• **Try it**:
The answer must be every line from the entries below that contains "flower".

• **Input data**:
------------------------------------------------
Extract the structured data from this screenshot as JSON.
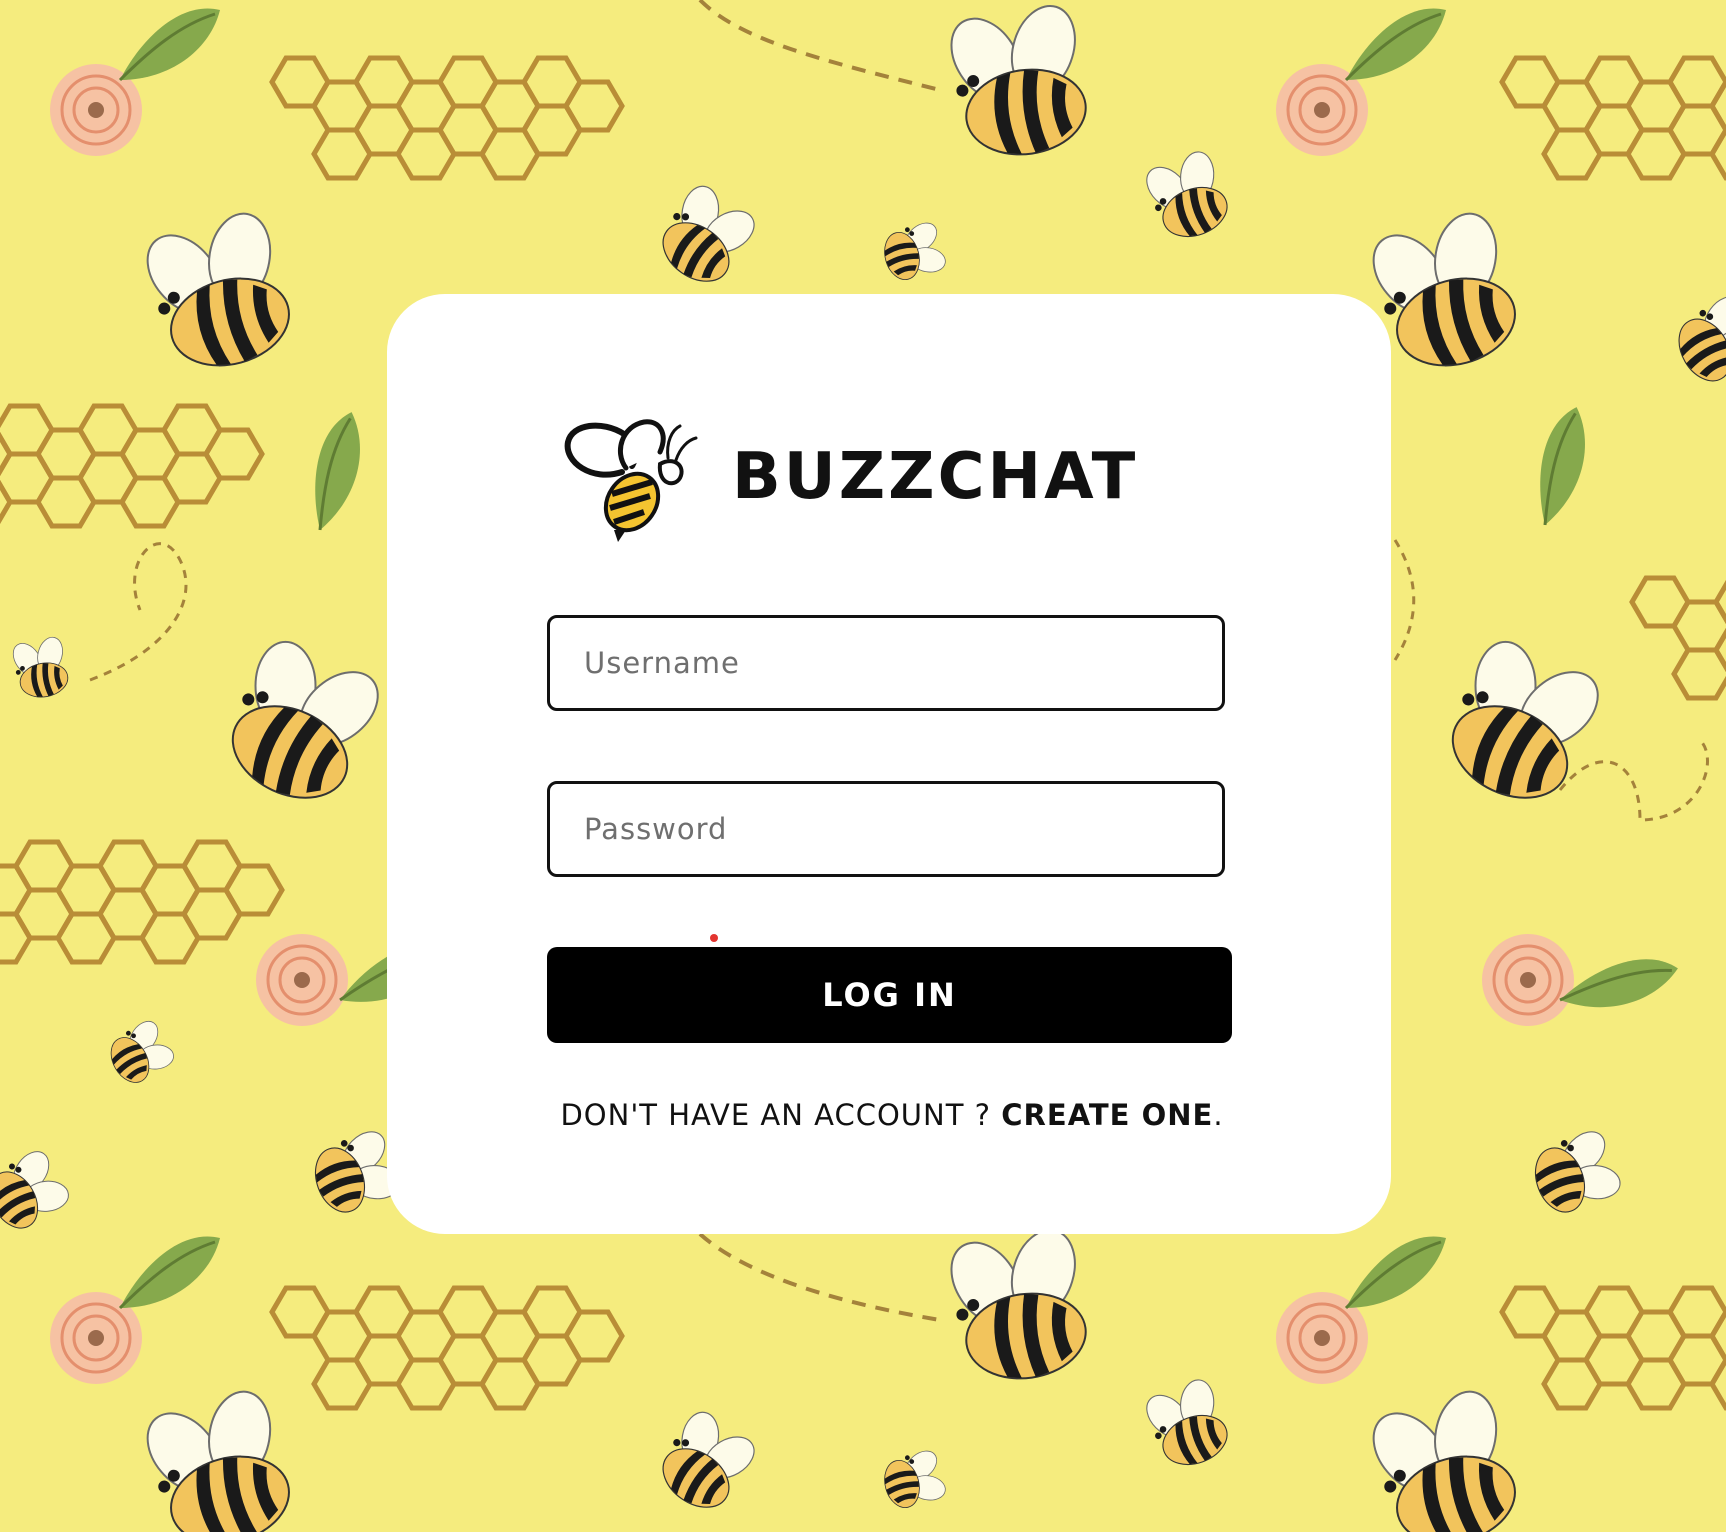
{
  "app": {
    "name": "BUZZCHAT"
  },
  "login_form": {
    "username_placeholder": "Username",
    "password_placeholder": "Password",
    "submit_label": "LOG IN"
  },
  "signup": {
    "prompt": "DON'T HAVE AN ACCOUNT ? ",
    "link_label": "CREATE ONE",
    "suffix": "."
  },
  "colors": {
    "background": "#f5ec7e",
    "card": "#ffffff",
    "button": "#000000",
    "button_text": "#ffffff",
    "bee_yellow": "#f2c45c",
    "bee_stripe": "#1a1a1a",
    "honeycomb": "#b98d37",
    "flower": "#efae8a",
    "leaf": "#86a94c",
    "accent_dot": "#e3342f"
  },
  "icons": {
    "logo": "bee-logo-icon",
    "background_bee": "bee-icon",
    "background_flower": "flower-icon",
    "background_leaf": "leaf-icon",
    "background_honeycomb": "honeycomb-icon"
  }
}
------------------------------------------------
• **Output below**:
    "flower": "#efae8a",
    "background_flower": "flower-icon",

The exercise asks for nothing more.